For this exercise, repeat the whole listing below exactly. Leave the pictures out.

Data provided:
------------------------------------------------------------

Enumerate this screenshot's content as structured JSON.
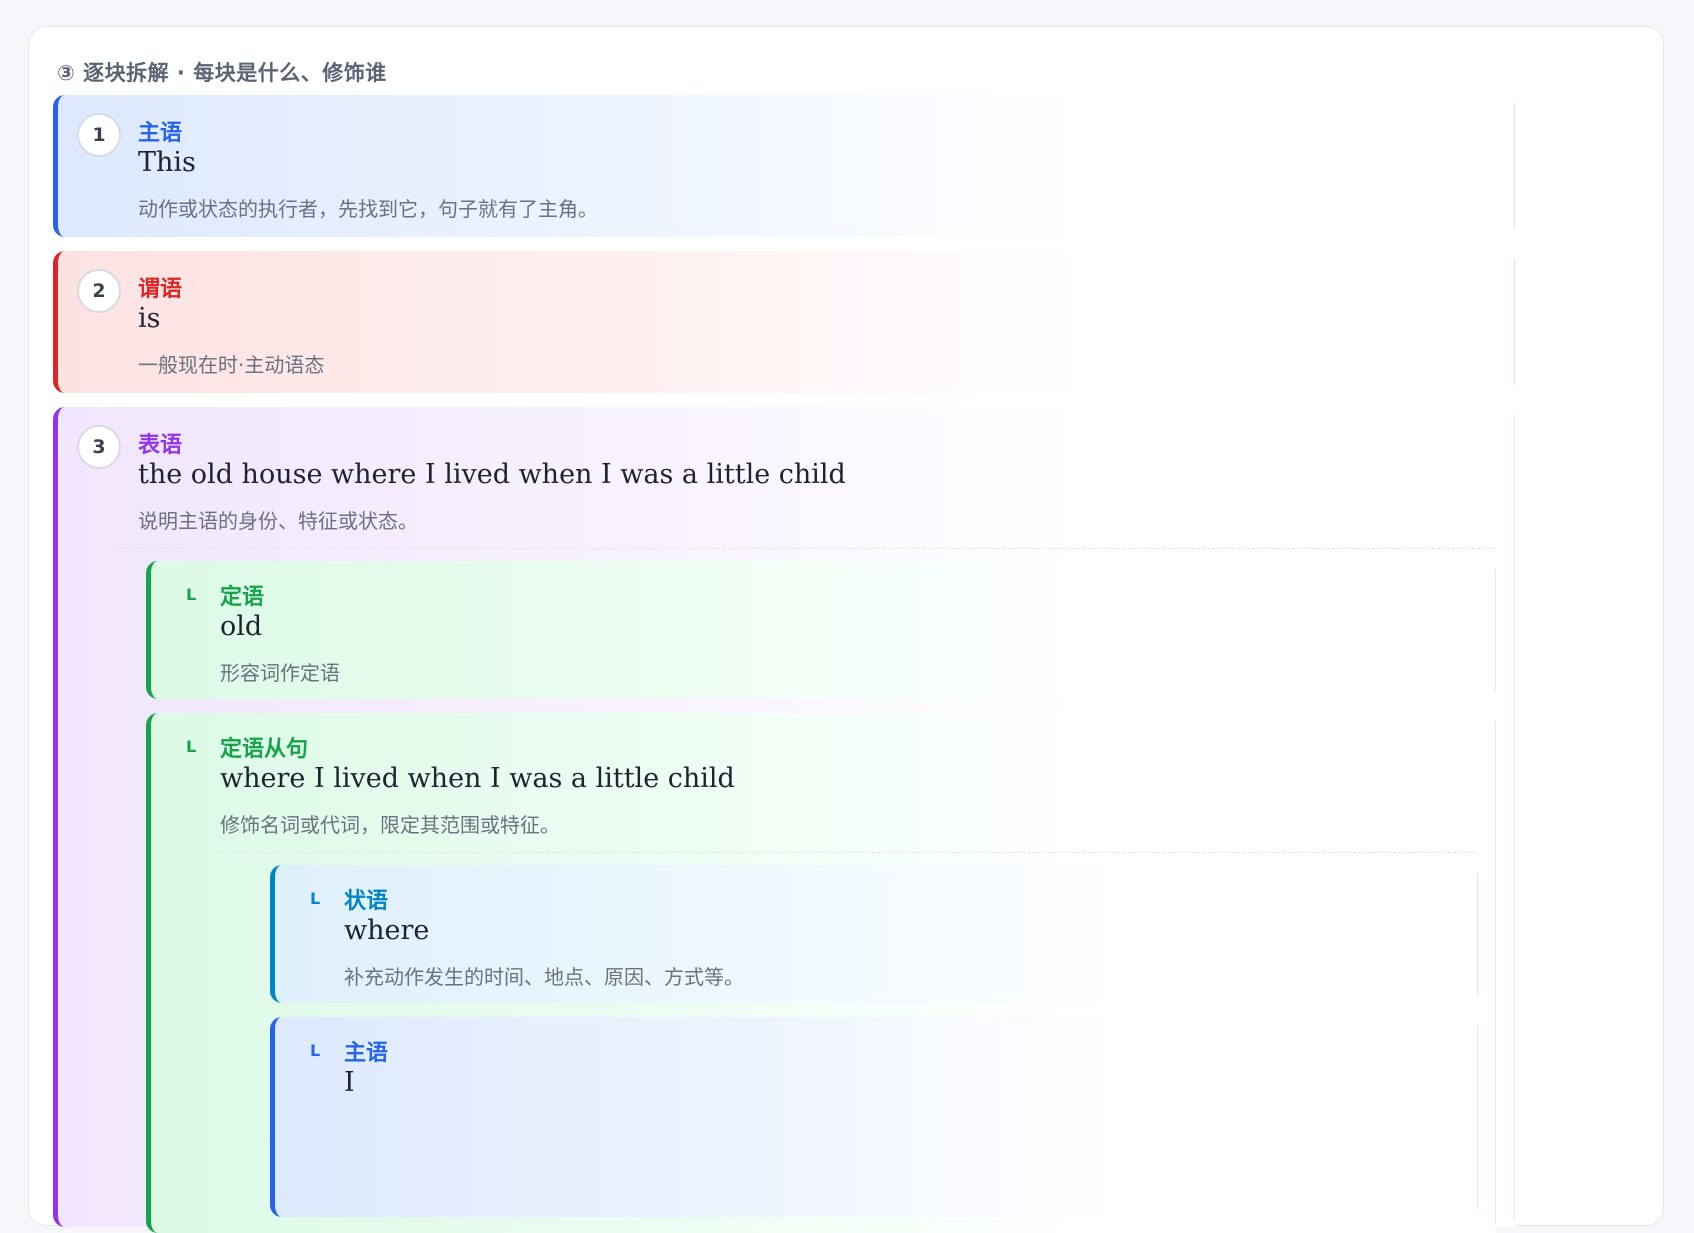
{
  "section": {
    "title": "③ 逐块拆解 · 每块是什么、修饰谁"
  },
  "blocks": [
    {
      "number": "1",
      "role": "主语",
      "phrase": "This",
      "desc": "动作或状态的执行者，先找到它，句子就有了主角。",
      "color": "#2563eb"
    },
    {
      "number": "2",
      "role": "谓语",
      "phrase": "is",
      "desc": "一般现在时·主动语态",
      "color": "#dc2626"
    },
    {
      "number": "3",
      "role": "表语",
      "phrase": "the old house where I lived when I was a little child",
      "desc": "说明主语的身份、特征或状态。",
      "color": "#9333ea",
      "children": [
        {
          "marker": "L",
          "role": "定语",
          "phrase": "old",
          "desc": "形容词作定语",
          "color": "#16a34a"
        },
        {
          "marker": "L",
          "role": "定语从句",
          "phrase": "where I lived when I was a little child",
          "desc": "修饰名词或代词，限定其范围或特征。",
          "color": "#16a34a",
          "children": [
            {
              "marker": "L",
              "role": "状语",
              "phrase": "where",
              "desc": "补充动作发生的时间、地点、原因、方式等。",
              "color": "#0284c7"
            },
            {
              "marker": "L",
              "role": "主语",
              "phrase": "I",
              "color": "#2563eb"
            }
          ]
        }
      ]
    }
  ]
}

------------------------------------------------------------

Solution to the exercise:
Enumerate this screenshot's content as structured JSON.
{
  "section": {
    "title": "③ 逐块拆解 · 每块是什么、修饰谁"
  },
  "blocks": [
    {
      "number": "1",
      "role": "主语",
      "phrase": "This",
      "desc": "动作或状态的执行者，先找到它，句子就有了主角。",
      "color": "#2563eb"
    },
    {
      "number": "2",
      "role": "谓语",
      "phrase": "is",
      "desc": "一般现在时·主动语态",
      "color": "#dc2626"
    },
    {
      "number": "3",
      "role": "表语",
      "phrase": "the old house where I lived when I was a little child",
      "desc": "说明主语的身份、特征或状态。",
      "color": "#9333ea",
      "children": [
        {
          "marker": "L",
          "role": "定语",
          "phrase": "old",
          "desc": "形容词作定语",
          "color": "#16a34a"
        },
        {
          "marker": "L",
          "role": "定语从句",
          "phrase": "where I lived when I was a little child",
          "desc": "修饰名词或代词，限定其范围或特征。",
          "color": "#16a34a",
          "children": [
            {
              "marker": "L",
              "role": "状语",
              "phrase": "where",
              "desc": "补充动作发生的时间、地点、原因、方式等。",
              "color": "#0284c7"
            },
            {
              "marker": "L",
              "role": "主语",
              "phrase": "I",
              "color": "#2563eb"
            }
          ]
        }
      ]
    }
  ]
}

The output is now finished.